  • From: Brad Knowles
  • Date: Mon Jul 18 17:08:10 2005

At 5:03 PM +0200 2005-07-18, Iljitsch van Beijnum wrote:

     The registry customers don't pay the bills of ICANN and the
 governments who maintain the ccTLDs.
 Governments? You have some strange ideas about ccTLDs.
Okay, fine -- government-authorized organizations, then. Such as SIDN for .nl, DNS.be for .be, etc.... Like Verisign, they may well have to get their contracts renewed with the government. Like Verisign, the people who pay the bills are not the end-user consumers of e-mail addresses and web browsers, and many of the bill-payers are likely to be the sort of people who would want to encourage confusion.

 That's why it's good that browser vendors are keeping an eye on this.
We definitely don't want the registries being the watchers in this case, but I also don't think we want to have a mish-mash hodge-podge of twelve zillion different solutions, each of which is being hard-coded into various different applications. This is an area where we need to have some standards that can be broadly applied to all Internet and Internet-enabled applications, including web browsers.

You wouldn't want Ford setting standards for roads, even if they could create an agreement with GM. And you don't want each country setting their own universal standards, either. That way lies madness.

 Let the lawyers rule the world? Yeah right, that will help.
Excuse me? How on God's Bloody Green Earth did you pull that out of your @$$?

 When the "governance" types get it right, sure, set up all the browsers
 to take their cue. In the mean time, let's do what works today.
Fine, so we get different implementations in every single browser and MUA and every other Internet-enabled program. You get what you want.

 Ultimately, the user should be in control (like I am with my named.root
 file) but the vendors should set good defaults to help the users who
 can't do this themselves.
You're a customer of an ISP. You know nothing about how to run your own nameserver. Just how exactly do you expect to have control over your own named.root?

If you're not a programmer with direct commit access to Mozilla and Opera, just how exactly do you expect to have any control over this process?


Your personal example doesn't count here. What counts is what the average user can do/is reasonably capable of.

--
Brad Knowles, <brad@stop.mail-abuse.org>

"Those who would give up essential Liberty, to purchase a little
temporary Safety, deserve neither Liberty nor Safety."

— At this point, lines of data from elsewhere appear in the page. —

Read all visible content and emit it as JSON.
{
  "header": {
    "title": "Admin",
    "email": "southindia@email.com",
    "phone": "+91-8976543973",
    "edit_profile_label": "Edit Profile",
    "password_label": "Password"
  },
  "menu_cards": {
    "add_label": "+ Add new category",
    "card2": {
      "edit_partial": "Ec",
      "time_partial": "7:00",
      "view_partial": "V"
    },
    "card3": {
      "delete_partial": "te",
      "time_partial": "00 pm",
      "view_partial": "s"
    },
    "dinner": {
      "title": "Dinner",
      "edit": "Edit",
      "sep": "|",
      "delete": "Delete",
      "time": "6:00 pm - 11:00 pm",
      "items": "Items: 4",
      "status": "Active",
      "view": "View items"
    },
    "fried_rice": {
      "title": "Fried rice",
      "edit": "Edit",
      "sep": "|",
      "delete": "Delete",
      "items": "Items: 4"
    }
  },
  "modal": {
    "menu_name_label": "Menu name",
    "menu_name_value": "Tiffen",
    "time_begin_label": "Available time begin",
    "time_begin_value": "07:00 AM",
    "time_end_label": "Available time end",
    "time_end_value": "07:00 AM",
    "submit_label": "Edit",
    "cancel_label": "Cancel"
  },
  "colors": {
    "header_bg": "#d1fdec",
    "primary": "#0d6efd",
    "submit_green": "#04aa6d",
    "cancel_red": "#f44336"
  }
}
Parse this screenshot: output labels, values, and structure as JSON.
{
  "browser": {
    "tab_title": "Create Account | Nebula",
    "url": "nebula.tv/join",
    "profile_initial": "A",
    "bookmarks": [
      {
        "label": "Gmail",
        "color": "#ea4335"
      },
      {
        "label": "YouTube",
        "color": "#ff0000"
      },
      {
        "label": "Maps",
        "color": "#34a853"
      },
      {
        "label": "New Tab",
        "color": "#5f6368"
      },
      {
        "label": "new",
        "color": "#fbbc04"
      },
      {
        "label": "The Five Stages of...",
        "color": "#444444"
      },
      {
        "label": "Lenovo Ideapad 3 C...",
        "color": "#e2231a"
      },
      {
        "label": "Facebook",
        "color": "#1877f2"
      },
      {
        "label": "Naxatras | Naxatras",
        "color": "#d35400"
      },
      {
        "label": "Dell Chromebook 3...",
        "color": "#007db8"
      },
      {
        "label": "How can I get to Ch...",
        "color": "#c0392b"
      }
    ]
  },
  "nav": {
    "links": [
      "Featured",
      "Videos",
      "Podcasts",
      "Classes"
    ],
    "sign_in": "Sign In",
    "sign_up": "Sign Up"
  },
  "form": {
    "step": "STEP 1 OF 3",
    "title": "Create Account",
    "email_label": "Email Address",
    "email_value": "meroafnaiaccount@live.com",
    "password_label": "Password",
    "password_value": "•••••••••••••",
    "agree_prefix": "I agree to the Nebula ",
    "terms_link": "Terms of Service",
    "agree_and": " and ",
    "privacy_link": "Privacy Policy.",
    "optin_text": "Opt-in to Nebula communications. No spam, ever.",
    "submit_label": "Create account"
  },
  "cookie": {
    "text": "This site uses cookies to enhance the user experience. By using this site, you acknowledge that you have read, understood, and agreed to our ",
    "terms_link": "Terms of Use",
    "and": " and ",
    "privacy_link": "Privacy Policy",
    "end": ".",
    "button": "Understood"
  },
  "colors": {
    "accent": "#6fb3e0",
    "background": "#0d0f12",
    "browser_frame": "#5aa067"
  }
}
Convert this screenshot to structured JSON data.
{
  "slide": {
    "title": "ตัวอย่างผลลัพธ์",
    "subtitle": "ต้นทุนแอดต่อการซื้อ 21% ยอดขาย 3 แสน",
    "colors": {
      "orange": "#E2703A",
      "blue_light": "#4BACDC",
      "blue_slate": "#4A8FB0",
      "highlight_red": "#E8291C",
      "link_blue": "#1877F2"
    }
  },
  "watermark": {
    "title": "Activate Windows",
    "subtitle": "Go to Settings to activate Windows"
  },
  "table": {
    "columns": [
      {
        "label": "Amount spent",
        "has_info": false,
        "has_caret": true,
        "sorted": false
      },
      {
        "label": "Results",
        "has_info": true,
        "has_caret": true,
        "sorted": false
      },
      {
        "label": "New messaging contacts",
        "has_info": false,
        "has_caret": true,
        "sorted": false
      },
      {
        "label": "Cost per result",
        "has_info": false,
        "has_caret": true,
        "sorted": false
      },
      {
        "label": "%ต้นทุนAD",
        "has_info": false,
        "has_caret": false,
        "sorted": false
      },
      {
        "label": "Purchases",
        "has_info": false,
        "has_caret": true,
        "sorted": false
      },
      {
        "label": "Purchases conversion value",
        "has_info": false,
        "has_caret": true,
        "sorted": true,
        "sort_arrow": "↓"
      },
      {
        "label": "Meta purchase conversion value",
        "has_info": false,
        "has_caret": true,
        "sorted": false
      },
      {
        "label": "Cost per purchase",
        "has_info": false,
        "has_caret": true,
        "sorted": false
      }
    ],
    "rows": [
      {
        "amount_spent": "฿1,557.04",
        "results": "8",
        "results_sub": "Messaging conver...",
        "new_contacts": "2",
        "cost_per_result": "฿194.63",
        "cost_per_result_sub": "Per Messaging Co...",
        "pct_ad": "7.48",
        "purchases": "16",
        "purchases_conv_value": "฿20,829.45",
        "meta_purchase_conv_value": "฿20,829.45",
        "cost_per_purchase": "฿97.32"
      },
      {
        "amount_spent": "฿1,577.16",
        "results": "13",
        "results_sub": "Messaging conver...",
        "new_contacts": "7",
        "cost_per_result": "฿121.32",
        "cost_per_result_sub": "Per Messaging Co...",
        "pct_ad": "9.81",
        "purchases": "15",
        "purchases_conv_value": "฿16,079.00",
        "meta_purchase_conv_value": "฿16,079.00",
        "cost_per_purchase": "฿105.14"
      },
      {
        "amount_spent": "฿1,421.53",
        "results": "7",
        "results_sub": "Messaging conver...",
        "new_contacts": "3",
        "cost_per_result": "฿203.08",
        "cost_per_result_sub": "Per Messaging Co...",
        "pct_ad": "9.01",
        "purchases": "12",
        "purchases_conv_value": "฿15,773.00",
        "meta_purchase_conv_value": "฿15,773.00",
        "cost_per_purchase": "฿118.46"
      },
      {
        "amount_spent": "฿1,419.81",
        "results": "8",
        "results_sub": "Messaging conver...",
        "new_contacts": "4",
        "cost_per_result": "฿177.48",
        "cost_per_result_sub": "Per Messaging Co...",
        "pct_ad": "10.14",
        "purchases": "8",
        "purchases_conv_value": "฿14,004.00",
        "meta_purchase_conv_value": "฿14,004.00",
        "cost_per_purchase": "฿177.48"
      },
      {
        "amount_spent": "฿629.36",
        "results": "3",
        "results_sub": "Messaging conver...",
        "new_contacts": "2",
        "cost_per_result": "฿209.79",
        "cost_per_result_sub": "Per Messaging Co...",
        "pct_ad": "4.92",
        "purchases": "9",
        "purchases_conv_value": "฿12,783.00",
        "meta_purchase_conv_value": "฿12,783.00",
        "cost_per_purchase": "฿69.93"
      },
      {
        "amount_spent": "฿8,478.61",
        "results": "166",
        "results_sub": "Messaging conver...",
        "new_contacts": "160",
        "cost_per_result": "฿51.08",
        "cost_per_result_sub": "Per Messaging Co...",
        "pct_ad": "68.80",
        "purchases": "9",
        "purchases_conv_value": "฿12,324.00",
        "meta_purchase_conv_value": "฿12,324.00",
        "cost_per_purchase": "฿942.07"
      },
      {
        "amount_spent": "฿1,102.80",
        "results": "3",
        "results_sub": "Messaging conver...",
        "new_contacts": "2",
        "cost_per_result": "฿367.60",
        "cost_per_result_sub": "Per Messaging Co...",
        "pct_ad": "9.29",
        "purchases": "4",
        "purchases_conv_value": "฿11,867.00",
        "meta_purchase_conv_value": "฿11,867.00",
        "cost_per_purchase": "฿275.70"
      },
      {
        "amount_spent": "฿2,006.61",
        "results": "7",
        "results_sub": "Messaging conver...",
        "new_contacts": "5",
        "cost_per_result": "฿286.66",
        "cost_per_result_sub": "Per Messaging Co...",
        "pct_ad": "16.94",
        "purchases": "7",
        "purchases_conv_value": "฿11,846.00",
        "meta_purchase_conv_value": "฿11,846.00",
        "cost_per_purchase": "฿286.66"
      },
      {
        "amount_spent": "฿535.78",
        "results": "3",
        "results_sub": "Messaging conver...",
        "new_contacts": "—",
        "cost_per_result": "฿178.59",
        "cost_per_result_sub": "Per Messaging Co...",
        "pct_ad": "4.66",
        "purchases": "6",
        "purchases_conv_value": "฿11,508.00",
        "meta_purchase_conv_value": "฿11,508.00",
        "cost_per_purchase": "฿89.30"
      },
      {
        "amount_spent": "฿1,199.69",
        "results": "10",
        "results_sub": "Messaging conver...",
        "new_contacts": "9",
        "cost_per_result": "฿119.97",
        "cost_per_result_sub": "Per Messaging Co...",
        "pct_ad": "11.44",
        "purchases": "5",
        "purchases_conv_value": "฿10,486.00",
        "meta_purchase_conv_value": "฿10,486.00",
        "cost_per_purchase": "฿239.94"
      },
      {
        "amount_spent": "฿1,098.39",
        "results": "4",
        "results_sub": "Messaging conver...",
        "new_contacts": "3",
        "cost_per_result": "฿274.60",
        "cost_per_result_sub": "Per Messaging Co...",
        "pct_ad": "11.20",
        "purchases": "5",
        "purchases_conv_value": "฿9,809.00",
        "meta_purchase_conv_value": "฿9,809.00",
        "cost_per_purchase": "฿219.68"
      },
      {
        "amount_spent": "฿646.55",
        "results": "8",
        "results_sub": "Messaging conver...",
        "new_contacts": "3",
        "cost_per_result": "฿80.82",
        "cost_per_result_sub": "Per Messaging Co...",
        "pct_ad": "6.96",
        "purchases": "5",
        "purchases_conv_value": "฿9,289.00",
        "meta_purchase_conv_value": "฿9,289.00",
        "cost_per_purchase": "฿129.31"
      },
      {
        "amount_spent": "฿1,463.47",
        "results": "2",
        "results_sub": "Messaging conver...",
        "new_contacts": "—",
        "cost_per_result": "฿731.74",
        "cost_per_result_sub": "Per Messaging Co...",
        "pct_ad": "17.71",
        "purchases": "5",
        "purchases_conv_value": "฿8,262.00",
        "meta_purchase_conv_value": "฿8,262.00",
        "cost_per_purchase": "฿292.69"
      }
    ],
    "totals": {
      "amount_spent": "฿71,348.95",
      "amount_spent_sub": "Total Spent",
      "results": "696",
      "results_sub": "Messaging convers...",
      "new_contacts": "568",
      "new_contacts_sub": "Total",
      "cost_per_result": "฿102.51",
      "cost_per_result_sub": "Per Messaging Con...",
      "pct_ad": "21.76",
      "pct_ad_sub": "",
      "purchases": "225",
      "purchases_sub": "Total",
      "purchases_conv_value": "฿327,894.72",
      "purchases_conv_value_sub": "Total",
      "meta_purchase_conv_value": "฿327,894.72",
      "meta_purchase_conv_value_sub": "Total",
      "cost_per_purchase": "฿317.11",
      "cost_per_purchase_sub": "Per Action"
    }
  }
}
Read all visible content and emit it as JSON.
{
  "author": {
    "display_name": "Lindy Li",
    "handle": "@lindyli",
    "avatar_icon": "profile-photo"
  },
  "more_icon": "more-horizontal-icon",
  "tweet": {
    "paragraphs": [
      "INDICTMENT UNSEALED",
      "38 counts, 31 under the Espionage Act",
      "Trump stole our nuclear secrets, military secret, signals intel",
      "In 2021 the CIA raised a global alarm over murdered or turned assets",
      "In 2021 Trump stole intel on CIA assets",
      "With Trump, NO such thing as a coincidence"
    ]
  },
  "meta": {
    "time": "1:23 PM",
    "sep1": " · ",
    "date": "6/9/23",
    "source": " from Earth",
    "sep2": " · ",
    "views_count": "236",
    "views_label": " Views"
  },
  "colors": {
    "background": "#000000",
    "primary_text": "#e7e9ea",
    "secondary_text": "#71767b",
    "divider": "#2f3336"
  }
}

-- Benjamin Franklin (1706-1790), reply of the Pennsylvania
Assembly to the Governor, November 11, 1755

SAGE member since 1995. See <http://www.sage.org/> for more info.